While left-hander Jordan Montgomery was chased in the fifth inning, first baseman Anthony Rizzo — who arrived from the Cubs on July 29, 2021 — smashed what was then a go-ahead three-run homer in the seventh. But the Yankees’ attempt to sweep the four-game series was halted in the ninth, when closer Clay Holmes — who came over from the Pirates three days prior to Rizzo — gave up a decisive three-run homer to Salvador Perez.
Though the Yanks struck early with Wednesday’s deal for outfielder Andrew Benintendi, here’s a look at how another reinforcement could change the club’s dynamic and how two already have.
1) Could help be on the way?
After lasting just 2 1/3 innings in his previous start against the Mets — his shortest outing of the season — Montgomery’s fortunes looked to be turning Sunday. He allowed only one hit in his first four frames, while striking out four consecutive batters.
But when he returned to the mound in the fifth, Montgomery walked the first two hitters he faced, and his start unraveled from there. A pair of singles and a double later and the Royals had taken a four-run lead, ending his afternoon.
With the southpaw’s recent struggles, paired with Luis Severino’s recovery process and Nestor Cortes’ workload management, the need for another starter has only intensified. While the Yankees missed out on their top target in Luis Castillo, the A’s Frankie Montas would be the next best option.
“If we’re able to do something, I’ll certainly be excited about it,” said manager Aaron Boone. “I’m sure it’s with an idea of making us better right now. But my focus is on who we have right now. We’ve been one of the best teams, if not the best team in the league, and we’ll continue to be that with whatever happens.”
2) Another weapon in the ‘pen
Given Aroldis Chapman’s struggles out of the bullpen, the emergence of Holmes and his earning of the closer role has provided much-needed stability to the Yankees’ relief corps. Entering Sunday afternoon, the bullpen had combined for 10 scoreless innings in the first three games against the Royals.
That run came to an end as Holmes allowed his first home run of the season to Perez on what has been his most reliable pitch. Perez took Holmes’ 98 mph sinker in the lower half of the zone and crushed it a Statcast-projected 441 feet to straightaway center.

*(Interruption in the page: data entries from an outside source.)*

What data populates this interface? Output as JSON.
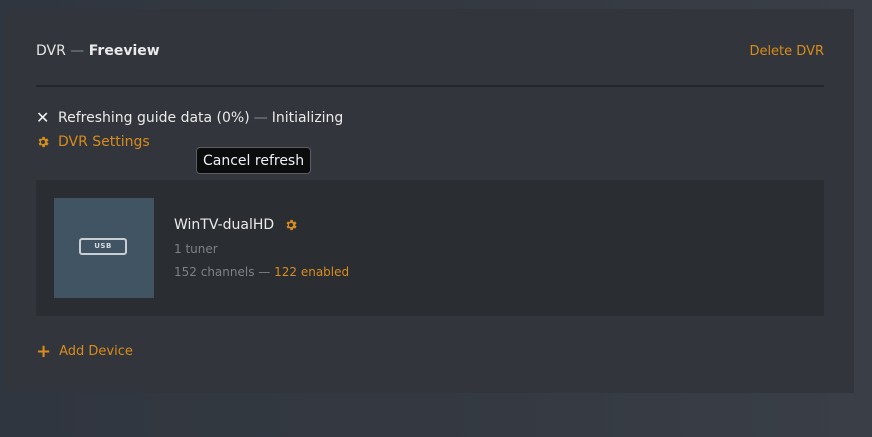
{
  "header": {
    "dvr_label": "DVR",
    "separator": "—",
    "provider": "Freeview",
    "delete_label": "Delete DVR"
  },
  "status": {
    "cancel_icon": "close-icon",
    "text": "Refreshing guide data (0%)",
    "separator": "—",
    "state": "Initializing"
  },
  "settings": {
    "icon": "gear-icon",
    "label": "DVR Settings"
  },
  "tooltip": {
    "text": "Cancel refresh"
  },
  "device": {
    "thumb_label": "USB",
    "name": "WinTV-dualHD",
    "tuners": "1 tuner",
    "channels": "152 channels",
    "separator": "—",
    "enabled": "122 enabled"
  },
  "add_device": {
    "icon": "plus-icon",
    "label": "Add Device"
  },
  "colors": {
    "accent": "#d88c1c",
    "panel": "#32353b",
    "card": "#2a2d32",
    "thumb": "#415463"
  }
}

It marked just the fifth appearance in which Holmes has allowed a run this season, and the second in which he has allowed multiple runs.
“Perez was able to elevate a sinker — you don’t see many righties do that against him, if ever.” Boone said. “So [Holmes] probably didn’t quite have the bite on the sink that he normally does, but a really good power hitter caught him. [It’s] one of those you’re not going to see very often.”
3) No such thing as too much of a good thing
At this time a year ago, the Yankees weren’t far removed from being a .500 ballclub, having endured the type of roller-coaster ride that made it unclear whether they would be in postseason contention. But the Bombers maintained that they would be buyers at the Trade Deadline, and they backed it up by dealing for a couple more sluggers in Rizzo and Joey Gallo.
The Yanks were down by one run in the seventh on Sunday when Rizzo clubbed a Statcast-projected 418-foot homer to right field, his 25th long ball of the season. Though it didn’t deliver the victory, it boosted the 32-year-old to 62 RBIs and an .852 OPS in 95 games this year.
Fifteen of Rizzo’s 33 homers as a Yankee have either tied the game or given the Yankees the lead.
“There’s always places you can go to get incrementally better,” Boone said. “That being said, I feel like we’re a complete team. Whether it’s starters, relievers, defense, baserunning, power, whatever it may be, we’ve felt like those have all been overall a strength for us.
“And if we end up strengthening those a little bit more, great. If not, you got a job to do.”